How to complete this task - Your answer should consist of the lines holding "draw", copied from the material below.

Recorded data -
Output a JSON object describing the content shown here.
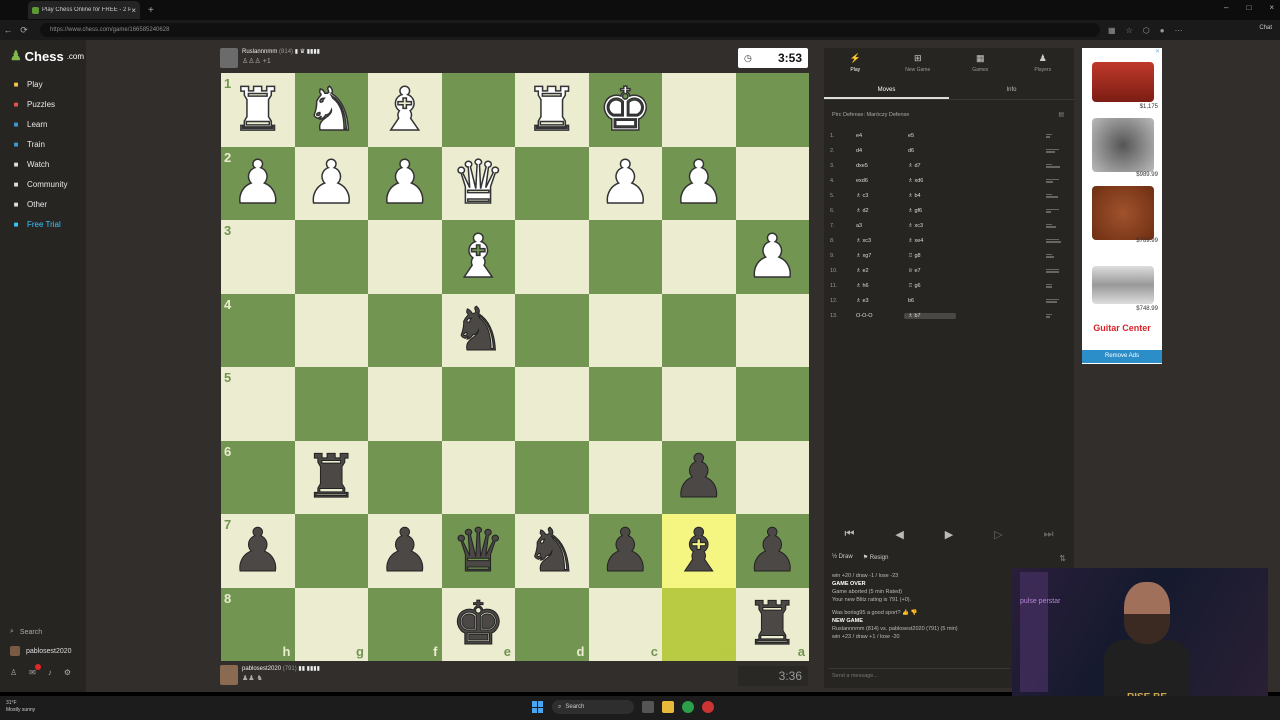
{
  "browser": {
    "tab_title": "Play Chess Online for FREE - 2 Pl...",
    "url": "https://www.chess.com/game/166585240628",
    "chat_label": "Chat"
  },
  "sidebar": {
    "logo": "Chess",
    "logo_suffix": ".com",
    "items": [
      {
        "label": "Play",
        "icon": "play-icon",
        "color": "#f2c94c"
      },
      {
        "label": "Puzzles",
        "icon": "puzzle-icon",
        "color": "#e9534b"
      },
      {
        "label": "Learn",
        "icon": "learn-icon",
        "color": "#3a9ad9"
      },
      {
        "label": "Train",
        "icon": "train-icon",
        "color": "#3a9ad9"
      },
      {
        "label": "Watch",
        "icon": "watch-icon",
        "color": "#ddd"
      },
      {
        "label": "Community",
        "icon": "community-icon",
        "color": "#ddd"
      },
      {
        "label": "Other",
        "icon": "other-icon",
        "color": "#ddd"
      },
      {
        "label": "Free Trial",
        "icon": "diamond-icon",
        "color": "#37c7ff"
      }
    ],
    "search_label": "Search",
    "username": "pablosest2020"
  },
  "top_player": {
    "name": "Ruslannnmm",
    "rating": "(814)",
    "flags": "▮ ♛ ▮▮▮▮",
    "captured": "♙♙♙ +1",
    "clock": "3:53"
  },
  "bottom_player": {
    "name": "pablosest2020",
    "rating": "(791)",
    "flags": "▮▮ ▮▮▮▮",
    "captured": "♟♟ ♞",
    "clock": "3:36"
  },
  "board": {
    "ranks": [
      "1",
      "2",
      "3",
      "4",
      "5",
      "6",
      "7",
      "8"
    ],
    "files": [
      "h",
      "g",
      "f",
      "e",
      "d",
      "c",
      "b",
      "a"
    ],
    "highlight": [
      "7-6",
      "8-6"
    ],
    "rows": [
      [
        "wR",
        "wN",
        "wB",
        "",
        "wR",
        "wK",
        "",
        ""
      ],
      [
        "wP",
        "wP",
        "wP",
        "wQ",
        "",
        "wP",
        "wP",
        ""
      ],
      [
        "",
        "",
        "",
        "wB",
        "",
        "",
        "",
        "wP"
      ],
      [
        "",
        "",
        "",
        "bN",
        "",
        "",
        "",
        ""
      ],
      [
        "",
        "",
        "",
        "",
        "",
        "",
        "",
        ""
      ],
      [
        "",
        "bR",
        "",
        "",
        "",
        "",
        "bP",
        ""
      ],
      [
        "bP",
        "",
        "bP",
        "bQ",
        "bN",
        "bP",
        "bB",
        "bP"
      ],
      [
        "",
        "",
        "",
        "bK",
        "",
        "",
        "",
        "bR"
      ]
    ]
  },
  "panel": {
    "tabs": [
      {
        "label": "Play",
        "icon": "play-lightning-icon"
      },
      {
        "label": "New Game",
        "icon": "plus-icon"
      },
      {
        "label": "Games",
        "icon": "games-icon"
      },
      {
        "label": "Players",
        "icon": "players-icon"
      }
    ],
    "subtabs": [
      "Moves",
      "Info"
    ],
    "opening": "Pirc Defense: Maróczy Defense",
    "moves": [
      {
        "n": "1.",
        "w": "e4",
        "b": "e5"
      },
      {
        "n": "2.",
        "w": "d4",
        "b": "d6"
      },
      {
        "n": "3.",
        "w": "dxe5",
        "b": "♗ d7"
      },
      {
        "n": "4.",
        "w": "exd6",
        "b": "♗ xd6"
      },
      {
        "n": "5.",
        "w": "♗ c3",
        "b": "♗ b4"
      },
      {
        "n": "6.",
        "w": "♗ d2",
        "b": "♗ gf6"
      },
      {
        "n": "7.",
        "w": "a3",
        "b": "♗ xc3"
      },
      {
        "n": "8.",
        "w": "♗ xc3",
        "b": "♗ xe4"
      },
      {
        "n": "9.",
        "w": "♗ xg7",
        "b": "♖ g8"
      },
      {
        "n": "10.",
        "w": "♗ e2",
        "b": "♕ e7"
      },
      {
        "n": "11.",
        "w": "♗ h6",
        "b": "♖ g6"
      },
      {
        "n": "12.",
        "w": "♗ e3",
        "b": "b6"
      },
      {
        "n": "13.",
        "w": "O-O-O",
        "b": "♗ b7"
      }
    ],
    "actions": {
      "draw": "Draw",
      "resign": "Resign"
    },
    "log": {
      "line1": "win +20 / draw -1 / lose -23",
      "game_over": "GAME OVER",
      "aborted": "Game aborted (5 min Rated)",
      "new_rating": "Your new Blitz rating is 791 (+0).",
      "sport_q": "Was borisg95 a good sport?",
      "new_game": "NEW GAME",
      "matchup": "Ruslannnmm (814) vs. pablosest2020 (791) (5 min)",
      "stakes": "win +23 / draw +1 / lose -20"
    },
    "send_placeholder": "Send a message..."
  },
  "ad": {
    "prices": [
      "$1,175",
      "$989.99",
      "$789.99",
      "$748.99"
    ],
    "brand": "Guitar Center",
    "remove": "Remove Ads"
  },
  "webcam": {
    "shirt_text": "RISE BE",
    "neon": "pulse\nperstar"
  },
  "taskbar": {
    "weather_temp": "31°F",
    "weather_desc": "Mostly sunny",
    "search": "Search"
  }
}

Response below -
      "draw": "Draw",
      "line1": "win +20 / draw -1 / lose -23",
      "stakes": "win +23 / draw +1 / lose -20"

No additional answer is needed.